### Description of the task
All of the records below need to be returned exactly.

** Opening Data listing block **

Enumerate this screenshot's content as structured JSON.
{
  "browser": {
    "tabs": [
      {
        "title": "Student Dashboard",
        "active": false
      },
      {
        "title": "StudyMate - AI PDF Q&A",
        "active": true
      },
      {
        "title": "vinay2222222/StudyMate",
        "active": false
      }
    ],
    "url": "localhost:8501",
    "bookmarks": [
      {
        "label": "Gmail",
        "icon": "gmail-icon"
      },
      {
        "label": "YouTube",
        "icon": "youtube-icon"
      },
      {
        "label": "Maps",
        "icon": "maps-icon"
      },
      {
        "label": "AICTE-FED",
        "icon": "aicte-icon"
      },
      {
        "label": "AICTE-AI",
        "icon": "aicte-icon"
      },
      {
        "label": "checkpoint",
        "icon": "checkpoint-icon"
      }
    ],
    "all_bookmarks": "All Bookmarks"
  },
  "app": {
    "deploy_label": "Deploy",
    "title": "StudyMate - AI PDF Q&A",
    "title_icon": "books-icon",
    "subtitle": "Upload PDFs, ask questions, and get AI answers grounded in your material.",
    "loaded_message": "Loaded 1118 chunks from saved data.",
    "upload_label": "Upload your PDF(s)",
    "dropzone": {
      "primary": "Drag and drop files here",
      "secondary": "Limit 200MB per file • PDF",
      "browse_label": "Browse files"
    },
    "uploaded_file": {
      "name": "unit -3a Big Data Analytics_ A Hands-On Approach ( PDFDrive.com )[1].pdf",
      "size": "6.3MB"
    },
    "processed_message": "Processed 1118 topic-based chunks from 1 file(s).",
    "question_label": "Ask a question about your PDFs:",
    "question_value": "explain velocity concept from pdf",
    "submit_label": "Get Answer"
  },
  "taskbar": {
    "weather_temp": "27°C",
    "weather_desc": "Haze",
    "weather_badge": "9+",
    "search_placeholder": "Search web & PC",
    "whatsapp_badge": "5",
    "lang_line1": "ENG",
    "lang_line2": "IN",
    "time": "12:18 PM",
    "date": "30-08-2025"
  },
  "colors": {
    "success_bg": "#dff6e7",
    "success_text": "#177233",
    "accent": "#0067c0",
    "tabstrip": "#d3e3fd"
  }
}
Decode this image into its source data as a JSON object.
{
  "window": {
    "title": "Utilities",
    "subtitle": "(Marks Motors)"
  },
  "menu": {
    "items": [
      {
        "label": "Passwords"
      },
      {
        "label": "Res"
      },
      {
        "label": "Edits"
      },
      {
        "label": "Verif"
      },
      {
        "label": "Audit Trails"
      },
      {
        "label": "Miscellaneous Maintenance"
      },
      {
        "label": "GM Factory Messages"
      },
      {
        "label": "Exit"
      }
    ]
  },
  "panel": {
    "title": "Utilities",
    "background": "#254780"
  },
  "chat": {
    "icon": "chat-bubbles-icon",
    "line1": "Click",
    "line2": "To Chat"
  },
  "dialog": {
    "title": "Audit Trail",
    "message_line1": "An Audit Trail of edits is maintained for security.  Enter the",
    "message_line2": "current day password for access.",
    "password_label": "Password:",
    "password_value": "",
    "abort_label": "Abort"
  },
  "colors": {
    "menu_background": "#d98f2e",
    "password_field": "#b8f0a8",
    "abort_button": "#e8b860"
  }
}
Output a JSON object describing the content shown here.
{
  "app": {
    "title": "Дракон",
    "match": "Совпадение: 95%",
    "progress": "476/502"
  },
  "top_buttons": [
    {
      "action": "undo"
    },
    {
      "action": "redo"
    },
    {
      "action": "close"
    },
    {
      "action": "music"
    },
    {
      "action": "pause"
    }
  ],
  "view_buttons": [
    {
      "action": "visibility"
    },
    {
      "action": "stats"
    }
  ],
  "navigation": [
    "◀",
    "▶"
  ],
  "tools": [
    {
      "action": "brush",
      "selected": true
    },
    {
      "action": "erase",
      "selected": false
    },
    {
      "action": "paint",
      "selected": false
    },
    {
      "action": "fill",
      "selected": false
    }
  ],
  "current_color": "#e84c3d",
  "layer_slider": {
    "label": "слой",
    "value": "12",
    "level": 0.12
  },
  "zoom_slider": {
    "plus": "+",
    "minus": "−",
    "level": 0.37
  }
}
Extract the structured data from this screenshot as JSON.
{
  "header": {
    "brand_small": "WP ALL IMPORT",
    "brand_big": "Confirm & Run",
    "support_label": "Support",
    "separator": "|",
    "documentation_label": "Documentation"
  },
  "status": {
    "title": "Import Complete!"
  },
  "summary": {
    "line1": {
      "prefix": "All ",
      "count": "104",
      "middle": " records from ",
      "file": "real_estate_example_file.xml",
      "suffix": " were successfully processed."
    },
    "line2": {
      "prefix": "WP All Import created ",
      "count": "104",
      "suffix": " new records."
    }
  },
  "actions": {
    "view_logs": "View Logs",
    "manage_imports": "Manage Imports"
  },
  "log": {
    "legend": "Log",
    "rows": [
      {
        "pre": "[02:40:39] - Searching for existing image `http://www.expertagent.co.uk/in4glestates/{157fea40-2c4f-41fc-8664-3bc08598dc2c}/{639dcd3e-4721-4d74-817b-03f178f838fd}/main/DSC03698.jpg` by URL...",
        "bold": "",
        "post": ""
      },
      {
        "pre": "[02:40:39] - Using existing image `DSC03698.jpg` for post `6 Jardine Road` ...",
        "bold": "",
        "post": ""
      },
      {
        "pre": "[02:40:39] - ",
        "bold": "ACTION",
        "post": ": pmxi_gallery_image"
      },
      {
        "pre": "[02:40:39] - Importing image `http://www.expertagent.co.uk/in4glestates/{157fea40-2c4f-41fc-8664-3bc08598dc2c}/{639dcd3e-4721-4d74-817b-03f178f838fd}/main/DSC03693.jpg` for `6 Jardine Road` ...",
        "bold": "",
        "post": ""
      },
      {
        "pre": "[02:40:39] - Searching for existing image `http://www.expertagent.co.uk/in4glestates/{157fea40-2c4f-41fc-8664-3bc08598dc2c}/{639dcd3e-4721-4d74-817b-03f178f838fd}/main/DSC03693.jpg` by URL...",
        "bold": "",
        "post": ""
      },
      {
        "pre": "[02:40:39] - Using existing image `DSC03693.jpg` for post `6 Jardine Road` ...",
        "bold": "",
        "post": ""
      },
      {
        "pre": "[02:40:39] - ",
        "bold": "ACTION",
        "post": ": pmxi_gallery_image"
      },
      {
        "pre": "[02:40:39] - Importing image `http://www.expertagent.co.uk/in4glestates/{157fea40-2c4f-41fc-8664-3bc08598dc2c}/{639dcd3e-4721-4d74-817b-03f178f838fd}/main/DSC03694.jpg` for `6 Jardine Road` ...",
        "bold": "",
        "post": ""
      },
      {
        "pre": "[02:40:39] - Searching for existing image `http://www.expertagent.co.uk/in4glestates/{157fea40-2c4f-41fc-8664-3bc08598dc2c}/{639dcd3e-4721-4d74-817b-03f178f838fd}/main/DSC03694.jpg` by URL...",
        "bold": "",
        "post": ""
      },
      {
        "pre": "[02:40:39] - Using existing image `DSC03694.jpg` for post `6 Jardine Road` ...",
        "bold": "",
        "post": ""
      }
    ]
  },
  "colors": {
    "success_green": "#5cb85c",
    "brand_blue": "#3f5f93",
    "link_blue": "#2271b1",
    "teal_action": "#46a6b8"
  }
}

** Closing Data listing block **

### Task response
Enumerate this screenshot's content as structured JSON.
{
  "browser": {
    "tabs": [
      {
        "title": "Student Dashboard",
        "active": false
      },
      {
        "title": "StudyMate - AI PDF Q&A",
        "active": true
      },
      {
        "title": "vinay2222222/StudyMate",
        "active": false
      }
    ],
    "url": "localhost:8501",
    "bookmarks": [
      {
        "label": "Gmail",
        "icon": "gmail-icon"
      },
      {
        "label": "YouTube",
        "icon": "youtube-icon"
      },
      {
        "label": "Maps",
        "icon": "maps-icon"
      },
      {
        "label": "AICTE-FED",
        "icon": "aicte-icon"
      },
      {
        "label": "AICTE-AI",
        "icon": "aicte-icon"
      },
      {
        "label": "checkpoint",
        "icon": "checkpoint-icon"
      }
    ],
    "all_bookmarks": "All Bookmarks"
  },
  "app": {
    "deploy_label": "Deploy",
    "title": "StudyMate - AI PDF Q&A",
    "title_icon": "books-icon",
    "subtitle": "Upload PDFs, ask questions, and get AI answers grounded in your material.",
    "loaded_message": "Loaded 1118 chunks from saved data.",
    "upload_label": "Upload your PDF(s)",
    "dropzone": {
      "primary": "Drag and drop files here",
      "secondary": "Limit 200MB per file • PDF",
      "browse_label": "Browse files"
    },
    "uploaded_file": {
      "name": "unit -3a Big Data Analytics_ A Hands-On Approach ( PDFDrive.com )[1].pdf",
      "size": "6.3MB"
    },
    "processed_message": "Processed 1118 topic-based chunks from 1 file(s).",
    "question_label": "Ask a question about your PDFs:",
    "question_value": "explain velocity concept from pdf",
    "submit_label": "Get Answer"
  },
  "taskbar": {
    "weather_temp": "27°C",
    "weather_desc": "Haze",
    "weather_badge": "9+",
    "search_placeholder": "Search web & PC",
    "whatsapp_badge": "5",
    "lang_line1": "ENG",
    "lang_line2": "IN",
    "time": "12:18 PM",
    "date": "30-08-2025"
  },
  "colors": {
    "success_bg": "#dff6e7",
    "success_text": "#177233",
    "accent": "#0067c0",
    "tabstrip": "#d3e3fd"
  }
}
Decode this image into its source data as a JSON object.
{
  "window": {
    "title": "Utilities",
    "subtitle": "(Marks Motors)"
  },
  "menu": {
    "items": [
      {
        "label": "Passwords"
      },
      {
        "label": "Res"
      },
      {
        "label": "Edits"
      },
      {
        "label": "Verif"
      },
      {
        "label": "Audit Trails"
      },
      {
        "label": "Miscellaneous Maintenance"
      },
      {
        "label": "GM Factory Messages"
      },
      {
        "label": "Exit"
      }
    ]
  },
  "panel": {
    "title": "Utilities",
    "background": "#254780"
  },
  "chat": {
    "icon": "chat-bubbles-icon",
    "line1": "Click",
    "line2": "To Chat"
  },
  "dialog": {
    "title": "Audit Trail",
    "message_line1": "An Audit Trail of edits is maintained for security.  Enter the",
    "message_line2": "current day password for access.",
    "password_label": "Password:",
    "password_value": "",
    "abort_label": "Abort"
  },
  "colors": {
    "menu_background": "#d98f2e",
    "password_field": "#b8f0a8",
    "abort_button": "#e8b860"
  }
}
Output a JSON object describing the content shown here.
{
  "app": {
    "title": "Дракон",
    "match": "Совпадение: 95%",
    "progress": "476/502"
  },
  "top_buttons": [
    {
      "action": "undo"
    },
    {
      "action": "redo"
    },
    {
      "action": "close"
    },
    {
      "action": "music"
    },
    {
      "action": "pause"
    }
  ],
  "view_buttons": [
    {
      "action": "visibility"
    },
    {
      "action": "stats"
    }
  ],
  "navigation": [
    "◀",
    "▶"
  ],
  "tools": [
    {
      "action": "brush",
      "selected": true
    },
    {
      "action": "erase",
      "selected": false
    },
    {
      "action": "paint",
      "selected": false
    },
    {
      "action": "fill",
      "selected": false
    }
  ],
  "current_color": "#e84c3d",
  "layer_slider": {
    "label": "слой",
    "value": "12",
    "level": 0.12
  },
  "zoom_slider": {
    "plus": "+",
    "minus": "−",
    "level": 0.37
  }
}
Extract the structured data from this screenshot as JSON.
{
  "header": {
    "brand_small": "WP ALL IMPORT",
    "brand_big": "Confirm & Run",
    "support_label": "Support",
    "separator": "|",
    "documentation_label": "Documentation"
  },
  "status": {
    "title": "Import Complete!"
  },
  "summary": {
    "line1": {
      "prefix": "All ",
      "count": "104",
      "middle": " records from ",
      "file": "real_estate_example_file.xml",
      "suffix": " were successfully processed."
    },
    "line2": {
      "prefix": "WP All Import created ",
      "count": "104",
      "suffix": " new records."
    }
  },
  "actions": {
    "view_logs": "View Logs",
    "manage_imports": "Manage Imports"
  },
  "log": {
    "legend": "Log",
    "rows": [
      {
        "pre": "[02:40:39] - Searching for existing image `http://www.expertagent.co.uk/in4glestates/{157fea40-2c4f-41fc-8664-3bc08598dc2c}/{639dcd3e-4721-4d74-817b-03f178f838fd}/main/DSC03698.jpg` by URL...",
        "bold": "",
        "post": ""
      },
      {
        "pre": "[02:40:39] - Using existing image `DSC03698.jpg` for post `6 Jardine Road` ...",
        "bold": "",
        "post": ""
      },
      {
        "pre": "[02:40:39] - ",
        "bold": "ACTION",
        "post": ": pmxi_gallery_image"
      },
      {
        "pre": "[02:40:39] - Importing image `http://www.expertagent.co.uk/in4glestates/{157fea40-2c4f-41fc-8664-3bc08598dc2c}/{639dcd3e-4721-4d74-817b-03f178f838fd}/main/DSC03693.jpg` for `6 Jardine Road` ...",
        "bold": "",
        "post": ""
      },
      {
        "pre": "[02:40:39] - Searching for existing image `http://www.expertagent.co.uk/in4glestates/{157fea40-2c4f-41fc-8664-3bc08598dc2c}/{639dcd3e-4721-4d74-817b-03f178f838fd}/main/DSC03693.jpg` by URL...",
        "bold": "",
        "post": ""
      },
      {
        "pre": "[02:40:39] - Using existing image `DSC03693.jpg` for post `6 Jardine Road` ...",
        "bold": "",
        "post": ""
      },
      {
        "pre": "[02:40:39] - ",
        "bold": "ACTION",
        "post": ": pmxi_gallery_image"
      },
      {
        "pre": "[02:40:39] - Importing image `http://www.expertagent.co.uk/in4glestates/{157fea40-2c4f-41fc-8664-3bc08598dc2c}/{639dcd3e-4721-4d74-817b-03f178f838fd}/main/DSC03694.jpg` for `6 Jardine Road` ...",
        "bold": "",
        "post": ""
      },
      {
        "pre": "[02:40:39] - Searching for existing image `http://www.expertagent.co.uk/in4glestates/{157fea40-2c4f-41fc-8664-3bc08598dc2c}/{639dcd3e-4721-4d74-817b-03f178f838fd}/main/DSC03694.jpg` by URL...",
        "bold": "",
        "post": ""
      },
      {
        "pre": "[02:40:39] - Using existing image `DSC03694.jpg` for post `6 Jardine Road` ...",
        "bold": "",
        "post": ""
      }
    ]
  },
  "colors": {
    "success_green": "#5cb85c",
    "brand_blue": "#3f5f93",
    "link_blue": "#2271b1",
    "teal_action": "#46a6b8"
  }
}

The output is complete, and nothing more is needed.